The notion of using side branches in stent grafts in the aorta has been around for a long time. Willem Wisselink of the AMC in Amsterdam gained the first patent covering this technology in the late 1990s after he returned from working in the US. So far his devices have not been used in human subjects but animal trials are advanced. Cook has already launched fenestrated stent grafts for use in human subjects, and a presentation, which was meant to be given by John Anderson of Australia, was given by Eric Verhoeven in John’s absence. This was the first serious discussion about fenestrated devices in Europe since their trial launch in Europe almost a year ago. Very accurate deployment technique is required to deploy the limbs through the fenestrations of the main body of the aortic device.

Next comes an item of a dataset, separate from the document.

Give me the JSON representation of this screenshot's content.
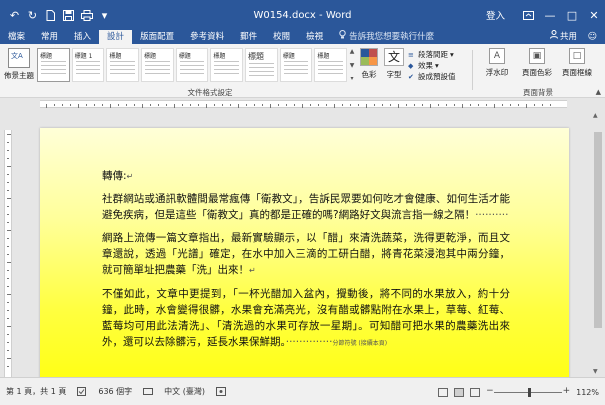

Side branches give much greater fixation

One major advantage of fenestrated stent grafts is that they allow much higher resistance to aortic blood flow. It had been shown earlier that all of the current stent grafts available commercially have only a few newtons resistance force to flow. Sutured surgical vascular grafts have a resistance, which is an order or magnitude higher in resistance according to experiments carried out on cadaver by Malm̦ University. Fenestrated stent grafts have a resistance that lies midway between the dislodgement forces required for bifurcated stent grafts (even those with hooks and barbs) and sutured grafts. It was stated that the downward force from the blood flow in the aorta is already quite close to the displacement force required to dislodge stent grafts. What keeps them in place in many cases is the body strength of the devices, which is given exclusively by the stents used and the configuration and fixation of the bifurcated iliac legs in the iliac arteries or iliac end in the case of aorto-iliac uni-body devices. These devices and sutured grafts do not have much tissue in-growth from the aorta after the repair. Hajo van Bockel, speaking about biological healing as an alternative solution for fixation said that grafts could be manufactured in such a way that tissue in-growth would be more likely. Although not the only way, external skirting on the graft body would give this, and this was apparent on one home made device illustrated in one presentation given at the meeting.

The presentations on pressure measurements in the excluded aneurysm sac and their importance showed that this subject probably needs more work. Percutaneous needle devices (not the only method of reading pressure in the sac) give different readings depending on their size and it apparently matters exactly where in the sac the measurement is taken. These talks given by Michel Visser of Leiden and Bj̦rn Sonnesson of Malm̦ referred to elegant studies of intra-sac pressure measurement. It is clear how pressure measurements can be carried out. It is less clear how valuable they are in assessing risk of sac rupture.

The social events were very well attended with 250 people visiting the Groningen Museum for a cultural tour, followed by the symposium dinner. More than 100 people joined the Saturday night pub-crawl after the symposium closed. This lasted until six o’clock Sunday morning.